Sign up
Here's how it works:
  1. Anybody can ask a question
  2. Anybody can answer
  3. The best answers are voted up and rise to the top

According to a news report in The Register, people who drink coffee are substantially less at risk from depression than those who drink sweetened drinks. The article reports:

"Cutting out or down on sweetened diet drinks or replacing them with unsweetened coffee may naturally help lower your depression risk," says Dr Honglei Chen of the US National Institutes of Health.

They further report a statement from the American Academy of Neurology on the research (my emphasis):
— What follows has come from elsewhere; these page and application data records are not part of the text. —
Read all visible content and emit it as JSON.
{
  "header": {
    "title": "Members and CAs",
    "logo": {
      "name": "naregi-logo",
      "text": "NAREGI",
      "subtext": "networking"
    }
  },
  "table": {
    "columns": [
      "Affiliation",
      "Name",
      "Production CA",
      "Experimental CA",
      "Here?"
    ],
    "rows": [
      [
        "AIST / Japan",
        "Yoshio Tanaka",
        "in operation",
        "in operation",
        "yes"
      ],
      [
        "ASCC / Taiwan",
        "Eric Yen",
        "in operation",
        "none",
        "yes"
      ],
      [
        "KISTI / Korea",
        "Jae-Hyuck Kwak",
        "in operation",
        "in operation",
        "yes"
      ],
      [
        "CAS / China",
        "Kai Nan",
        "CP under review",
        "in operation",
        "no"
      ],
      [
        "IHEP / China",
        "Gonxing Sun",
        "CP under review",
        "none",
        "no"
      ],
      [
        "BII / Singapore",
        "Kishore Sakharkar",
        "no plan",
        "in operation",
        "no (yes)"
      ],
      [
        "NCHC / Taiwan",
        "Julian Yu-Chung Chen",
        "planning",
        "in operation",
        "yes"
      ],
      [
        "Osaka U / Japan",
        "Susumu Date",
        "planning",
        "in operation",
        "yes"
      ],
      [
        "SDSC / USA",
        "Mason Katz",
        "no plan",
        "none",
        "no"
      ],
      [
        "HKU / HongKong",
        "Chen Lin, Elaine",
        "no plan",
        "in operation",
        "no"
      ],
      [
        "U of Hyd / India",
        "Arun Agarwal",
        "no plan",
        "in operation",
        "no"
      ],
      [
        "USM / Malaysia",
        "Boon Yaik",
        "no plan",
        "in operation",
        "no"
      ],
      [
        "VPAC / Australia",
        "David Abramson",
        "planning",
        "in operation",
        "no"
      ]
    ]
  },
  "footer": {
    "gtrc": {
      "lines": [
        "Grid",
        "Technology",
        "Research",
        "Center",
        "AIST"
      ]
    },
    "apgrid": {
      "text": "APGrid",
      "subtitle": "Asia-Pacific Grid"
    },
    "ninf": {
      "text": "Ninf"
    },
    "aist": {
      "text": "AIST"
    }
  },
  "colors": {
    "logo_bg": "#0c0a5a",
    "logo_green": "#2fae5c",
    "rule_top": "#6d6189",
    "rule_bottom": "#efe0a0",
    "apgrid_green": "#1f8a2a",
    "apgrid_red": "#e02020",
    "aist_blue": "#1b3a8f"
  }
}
People who drank more than four cans or cups per day of soda were 30 percent more likely to develop depression than those who drank no soda. Those who drank four cans of fruit punch per day were about 38 percent more likely to develop depression than those who did not drink sweetened drinks. People who drank four cups of coffee per day were about 10 percent less likely to develop depression than those who drank no coffee.

This sounds like a pretty big relationship (though the direction of cause and effect is unclear). So the question is: is this a reliable result? Is there a significant relationship between coffee consumption and depression, or, in slightly populist language, does coffee make you saner?

share|improve this question
coffee (in particular caffeine) is a stimulant so are most anti-depressants – ratchet freak Jan 10 '13 at 18:53
is that coffee or coffee flavored sugared milk – Ryathal Jan 10 '13 at 19:06
@Ryathal look at the quote in the question "Cutting out or down on sweetened diet drinks or replacing them with unsweetened coffee." seems they mean black coffee, or coffee with just milk and/or creamer. – Sam I Am Jan 11 '13 at 5:32
@ratchetfreak the two most popular antidepressant categories are SSRIs and SNRIs neither of which are stimulants. – Sam I Am Jan 11 '13 at 7:12

Yes. Per Xuguang Guo et al's 2014 study (Dr Honglei Chen is the part of this research group), "compared to nondrinkers, drinking coffee or tea without any sweetener was associated with a lower risk for depression, adding artificial sweeteners, but not sugar or honey, was associated with higher risks. Frequent consumption of sweetened beverages, especially diet drinks, may increase depression risk among older adults, whereas coffee consumption may lower the risk."

In this large study of U.S. older adults, frequent consumption of sweetened beverages was associated with a modestly higher risk of depression, and coffee consumption with a slightly lower risk. As these drinks are commonly consumed, confirmation and further investigations are warranted.

share|improve this answer
I think some sort of correlation != causation warning is warranted. – Oddthinking Jun 27 '15 at 8:31

Your Answer


By posting your answer, you agree to the privacy policy and terms of service.

Not the answer you're looking for? Browse other questions tagged or ask your own question.